What are the potential risks for non-compliance?

For freelancers in civil litigation, the Act permits them to recover double damages (i.e., 200% of the underpayment), injunctive relief, attorneys' fees and costs, and other remedies as may be appropriate, for violations of Section 2 (which requires payment by the agreed-upon date in the written contract or within 30 days of completing the agreed upon services); $250 in statutory damages for violations of Section 3 (which requires the existence of a written contract); and statutory damages equal to the contract price for each violation of Section 4 (which prohibits retaliation).

Civil actions for non-payment of the contract or for retaliation are subject to a six-year statute of limitations period and actions for failure to provide written contracts are subject to a two-year statute of limitations period.

For freelancers who file a complaint with the NY Department of Labor, the Act permits recovery of both civil and criminal penalties. Additionally, if there is reasonable cause to believe a hiring party has engaged in a pattern or practice of violating the Act, the New York attorney general is empowered to commence a civil action on behalf of New York State and seek fines of up to $25,000, and other relief, against the hiring party.

When does the Act go into effect?

The Act takes effect on May 20, 2024 (180 days after enactment).

Does the Act apply retroactively?

No. The Act explicitly provides that it applies only prospectively to contracts entered into on or after May 20, 2024, the effective date.


At some point, most persons engaging in business in New York have or will have procured the services of freelance workers for their businesses. Consequently, the Act will have legal implications across all industries throughout the state. The Act has now changed the legal landscape state-wide and virtually anyone doing business in the State of New York will have to ensure compliance with the Act. It is recommended that businesses engage legal counsel to discuss the legal implications to their particular business and ensure timely compliance with the Act.

The full text of the Act can be accessed here.


1. The Act does not address the factors that would be relevant to the proper classification of a worker as an employee or as an independent contractor. This determination is made solely by the hiring party, but if the classification is not accurate, there may be many other issues and concerns that would arise. Therefore, it is recommended that companies consult with legal counsel to properly classify their workers. Compliance with the Act does address or cover the question of whether a worker has been properly classified as an independent contractor rather than as an employee.

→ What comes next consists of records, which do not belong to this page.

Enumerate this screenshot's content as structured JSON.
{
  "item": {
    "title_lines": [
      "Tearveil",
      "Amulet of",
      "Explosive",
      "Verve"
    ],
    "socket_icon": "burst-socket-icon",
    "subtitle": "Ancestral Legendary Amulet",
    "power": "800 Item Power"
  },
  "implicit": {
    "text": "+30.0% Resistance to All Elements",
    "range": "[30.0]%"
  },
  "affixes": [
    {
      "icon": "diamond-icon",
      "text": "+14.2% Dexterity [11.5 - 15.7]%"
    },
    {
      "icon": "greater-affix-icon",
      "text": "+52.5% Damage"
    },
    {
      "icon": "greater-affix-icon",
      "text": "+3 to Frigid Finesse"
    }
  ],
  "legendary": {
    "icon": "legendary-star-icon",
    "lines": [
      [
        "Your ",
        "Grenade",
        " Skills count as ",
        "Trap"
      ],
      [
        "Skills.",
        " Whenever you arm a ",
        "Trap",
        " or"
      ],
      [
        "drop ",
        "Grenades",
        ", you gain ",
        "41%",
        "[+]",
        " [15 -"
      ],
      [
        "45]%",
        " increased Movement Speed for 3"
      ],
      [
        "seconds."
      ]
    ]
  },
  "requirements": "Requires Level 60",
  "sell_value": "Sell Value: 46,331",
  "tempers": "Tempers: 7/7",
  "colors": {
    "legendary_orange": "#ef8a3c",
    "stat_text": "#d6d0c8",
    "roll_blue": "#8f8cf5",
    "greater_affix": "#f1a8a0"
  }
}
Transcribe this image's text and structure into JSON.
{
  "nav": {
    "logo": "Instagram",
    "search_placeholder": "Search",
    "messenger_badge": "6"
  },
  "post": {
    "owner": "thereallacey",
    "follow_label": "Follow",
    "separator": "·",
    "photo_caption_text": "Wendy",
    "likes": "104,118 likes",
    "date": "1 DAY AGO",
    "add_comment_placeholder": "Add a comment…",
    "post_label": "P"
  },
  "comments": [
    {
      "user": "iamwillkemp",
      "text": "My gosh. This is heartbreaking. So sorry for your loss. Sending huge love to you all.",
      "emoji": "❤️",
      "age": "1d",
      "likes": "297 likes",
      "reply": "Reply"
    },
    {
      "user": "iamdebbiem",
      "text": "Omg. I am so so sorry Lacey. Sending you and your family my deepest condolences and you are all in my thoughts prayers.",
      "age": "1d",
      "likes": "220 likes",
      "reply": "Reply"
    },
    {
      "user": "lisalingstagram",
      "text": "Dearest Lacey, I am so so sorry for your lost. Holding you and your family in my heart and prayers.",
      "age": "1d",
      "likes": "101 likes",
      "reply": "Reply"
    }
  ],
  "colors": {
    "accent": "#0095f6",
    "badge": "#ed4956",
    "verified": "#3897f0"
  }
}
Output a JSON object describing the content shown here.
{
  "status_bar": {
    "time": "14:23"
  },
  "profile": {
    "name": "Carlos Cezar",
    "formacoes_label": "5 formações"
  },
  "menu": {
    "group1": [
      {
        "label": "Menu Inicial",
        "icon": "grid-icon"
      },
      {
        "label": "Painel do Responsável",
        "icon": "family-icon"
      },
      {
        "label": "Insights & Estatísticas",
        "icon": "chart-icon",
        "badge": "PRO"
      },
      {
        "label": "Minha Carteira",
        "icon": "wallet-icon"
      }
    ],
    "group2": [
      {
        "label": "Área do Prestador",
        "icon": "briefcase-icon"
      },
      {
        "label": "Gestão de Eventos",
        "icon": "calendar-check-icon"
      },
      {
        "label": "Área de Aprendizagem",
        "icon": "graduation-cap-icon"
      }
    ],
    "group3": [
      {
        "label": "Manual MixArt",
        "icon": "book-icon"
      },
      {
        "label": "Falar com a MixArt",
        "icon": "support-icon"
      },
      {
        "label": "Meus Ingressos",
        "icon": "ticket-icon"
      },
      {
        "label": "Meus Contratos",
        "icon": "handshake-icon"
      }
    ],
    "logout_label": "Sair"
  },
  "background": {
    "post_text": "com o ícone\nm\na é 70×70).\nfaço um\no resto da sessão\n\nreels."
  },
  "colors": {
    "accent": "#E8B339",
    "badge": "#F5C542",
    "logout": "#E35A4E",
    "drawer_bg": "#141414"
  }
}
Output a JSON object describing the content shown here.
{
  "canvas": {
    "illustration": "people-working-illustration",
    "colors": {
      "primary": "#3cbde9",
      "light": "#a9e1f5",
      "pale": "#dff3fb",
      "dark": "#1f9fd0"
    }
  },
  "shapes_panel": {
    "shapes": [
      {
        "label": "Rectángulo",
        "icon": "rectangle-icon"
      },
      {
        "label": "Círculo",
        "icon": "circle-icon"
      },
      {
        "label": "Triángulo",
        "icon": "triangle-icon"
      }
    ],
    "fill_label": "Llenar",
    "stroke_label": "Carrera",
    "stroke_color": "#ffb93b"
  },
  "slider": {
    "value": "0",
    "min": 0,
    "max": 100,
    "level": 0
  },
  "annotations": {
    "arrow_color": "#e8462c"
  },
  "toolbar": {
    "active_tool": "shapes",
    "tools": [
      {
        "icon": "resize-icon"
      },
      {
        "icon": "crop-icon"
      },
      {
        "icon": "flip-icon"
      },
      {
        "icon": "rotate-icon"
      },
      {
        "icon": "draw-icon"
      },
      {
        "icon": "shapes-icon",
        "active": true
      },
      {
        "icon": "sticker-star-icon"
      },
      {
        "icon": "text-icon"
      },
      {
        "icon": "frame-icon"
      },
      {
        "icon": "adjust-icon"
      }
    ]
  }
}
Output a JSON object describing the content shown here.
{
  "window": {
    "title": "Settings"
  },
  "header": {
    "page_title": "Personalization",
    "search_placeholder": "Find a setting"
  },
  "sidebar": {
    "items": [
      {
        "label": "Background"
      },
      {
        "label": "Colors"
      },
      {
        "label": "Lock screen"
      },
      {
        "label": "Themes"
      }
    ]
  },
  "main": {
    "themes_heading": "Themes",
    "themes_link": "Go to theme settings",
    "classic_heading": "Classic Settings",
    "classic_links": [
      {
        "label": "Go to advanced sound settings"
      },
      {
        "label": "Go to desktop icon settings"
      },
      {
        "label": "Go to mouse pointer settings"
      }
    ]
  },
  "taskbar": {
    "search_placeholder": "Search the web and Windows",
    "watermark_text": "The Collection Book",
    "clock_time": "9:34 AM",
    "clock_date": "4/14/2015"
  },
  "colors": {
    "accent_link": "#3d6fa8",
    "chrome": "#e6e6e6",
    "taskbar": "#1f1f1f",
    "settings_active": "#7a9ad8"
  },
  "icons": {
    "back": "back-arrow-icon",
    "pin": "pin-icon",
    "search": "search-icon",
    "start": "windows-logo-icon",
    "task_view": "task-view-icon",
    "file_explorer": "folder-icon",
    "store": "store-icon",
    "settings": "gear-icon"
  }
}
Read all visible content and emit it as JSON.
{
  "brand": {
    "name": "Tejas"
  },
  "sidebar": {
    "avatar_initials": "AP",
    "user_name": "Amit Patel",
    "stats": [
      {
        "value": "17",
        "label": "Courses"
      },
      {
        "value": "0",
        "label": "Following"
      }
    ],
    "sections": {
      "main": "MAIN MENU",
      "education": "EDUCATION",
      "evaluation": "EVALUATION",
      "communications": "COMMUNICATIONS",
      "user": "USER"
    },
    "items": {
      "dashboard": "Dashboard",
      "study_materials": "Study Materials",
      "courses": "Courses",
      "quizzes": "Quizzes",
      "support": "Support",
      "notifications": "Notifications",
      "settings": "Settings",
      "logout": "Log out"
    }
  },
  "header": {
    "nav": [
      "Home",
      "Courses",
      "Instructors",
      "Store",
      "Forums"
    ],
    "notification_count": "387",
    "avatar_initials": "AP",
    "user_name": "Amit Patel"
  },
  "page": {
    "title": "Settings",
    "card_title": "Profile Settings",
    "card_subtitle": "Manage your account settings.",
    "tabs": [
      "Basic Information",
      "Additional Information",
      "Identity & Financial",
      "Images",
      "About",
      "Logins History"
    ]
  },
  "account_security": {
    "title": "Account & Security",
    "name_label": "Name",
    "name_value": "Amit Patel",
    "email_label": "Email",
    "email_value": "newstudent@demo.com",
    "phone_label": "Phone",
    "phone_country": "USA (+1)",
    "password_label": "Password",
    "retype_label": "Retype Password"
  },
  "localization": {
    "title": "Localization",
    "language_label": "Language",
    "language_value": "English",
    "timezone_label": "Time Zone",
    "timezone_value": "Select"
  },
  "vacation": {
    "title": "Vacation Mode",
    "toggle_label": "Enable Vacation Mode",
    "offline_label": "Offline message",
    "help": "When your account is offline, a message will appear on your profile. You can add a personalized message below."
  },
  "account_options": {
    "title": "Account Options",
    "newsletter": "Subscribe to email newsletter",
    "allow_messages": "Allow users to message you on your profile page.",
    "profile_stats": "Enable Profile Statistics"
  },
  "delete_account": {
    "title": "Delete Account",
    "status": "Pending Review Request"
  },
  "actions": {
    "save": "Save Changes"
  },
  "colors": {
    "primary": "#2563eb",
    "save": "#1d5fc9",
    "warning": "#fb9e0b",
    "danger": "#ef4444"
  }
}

The content of this article is intended to provide a general guide to the subject matter. Specialist advice should be sought about your specific circumstances.